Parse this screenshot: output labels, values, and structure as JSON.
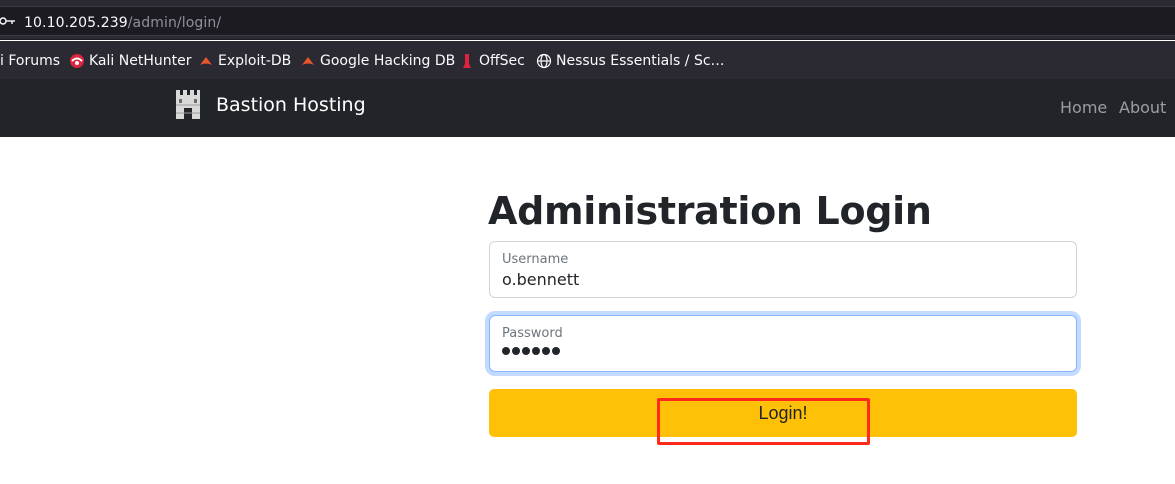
{
  "browser": {
    "url_host": "10.10.205.239",
    "url_path": "/admin/login/",
    "bookmarks": [
      {
        "label": "i Forums",
        "icon": "kali-icon"
      },
      {
        "label": "Kali NetHunter",
        "icon": "nethunter-icon"
      },
      {
        "label": "Exploit-DB",
        "icon": "exploit-db-icon"
      },
      {
        "label": "Google Hacking DB",
        "icon": "ghdb-icon"
      },
      {
        "label": "OffSec",
        "icon": "offsec-icon"
      },
      {
        "label": "Nessus Essentials / Sc…",
        "icon": "globe-icon"
      }
    ]
  },
  "navbar": {
    "brand": "Bastion Hosting",
    "links": [
      "Home",
      "About"
    ]
  },
  "main": {
    "title": "Administration Login",
    "username": {
      "label": "Username",
      "value": "o.bennett"
    },
    "password": {
      "label": "Password",
      "masked_length": 6
    },
    "login_label": "Login!"
  },
  "colors": {
    "navbar_bg": "#212529",
    "button_bg": "#ffc107",
    "highlight": "#ff2a1a"
  }
}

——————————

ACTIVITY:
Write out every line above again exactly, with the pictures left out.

THE ANSWER:
Parse this screenshot: output labels, values, and structure as JSON.
{
  "browser": {
    "url_host": "10.10.205.239",
    "url_path": "/admin/login/",
    "bookmarks": [
      {
        "label": "i Forums",
        "icon": "kali-icon"
      },
      {
        "label": "Kali NetHunter",
        "icon": "nethunter-icon"
      },
      {
        "label": "Exploit-DB",
        "icon": "exploit-db-icon"
      },
      {
        "label": "Google Hacking DB",
        "icon": "ghdb-icon"
      },
      {
        "label": "OffSec",
        "icon": "offsec-icon"
      },
      {
        "label": "Nessus Essentials / Sc…",
        "icon": "globe-icon"
      }
    ]
  },
  "navbar": {
    "brand": "Bastion Hosting",
    "links": [
      "Home",
      "About"
    ]
  },
  "main": {
    "title": "Administration Login",
    "username": {
      "label": "Username",
      "value": "o.bennett"
    },
    "password": {
      "label": "Password",
      "masked_length": 6
    },
    "login_label": "Login!"
  },
  "colors": {
    "navbar_bg": "#212529",
    "button_bg": "#ffc107",
    "highlight": "#ff2a1a"
  }
}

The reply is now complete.